Ann Arbor

Large scale study says group nature walks linked with significantly lower depression and perceived stress, enhanced mental well-being

They are common suggestions to remedy stress:
You just need a breath of fresh air. Walk it off. Get out and see people. 

Turns out all those things combined may in fact make you feel better – a lot better – a new large scale study suggests.

Researchers evaluated 1,991 participants from the Walking for Health program in England, which helps facilitate nearly 3,000 weekly walks and draws more than 70,000 regular walkers a year.

Group nature walks are linked with significantly lower depression, less perceived stress and enhanced mental health and well-being, according to the study conducted by the University of Michigan, with partners from De Montfort University, James Hutton Institute, and Edge Hill University in the United Kingdom.

People who had recently experienced stressful life events like a serious illness, death of a loved one, marital separation or unemployment especially saw a mood boost after outdoor group walks.

“We hear people say they feel better after a walk or going outside but there haven’t been many studies of this large size to support the conclusion that these behaviors actually improve your mental health and well-being,” says senior author Sara Warber, M.D.
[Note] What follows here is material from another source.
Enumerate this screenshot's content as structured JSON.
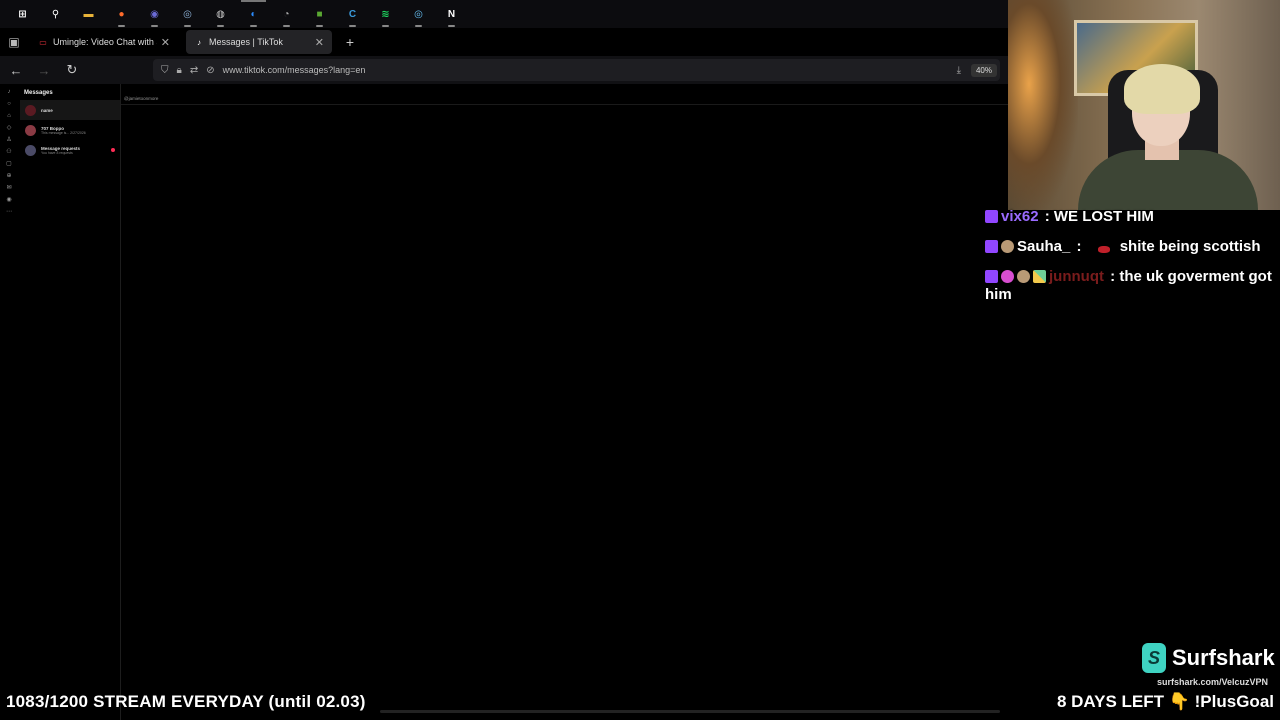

“Walking is an inexpensive, low risk and accessible form of exercise and it turns out that combined with nature and group settings, it may be a very powerful, under-utilized stress buster. Our findings suggest that something as simple as joining an outdoor walking group may not only improve someone’s daily positive emotions but may also contribute a non-pharmacological approach to serious conditions like depression.”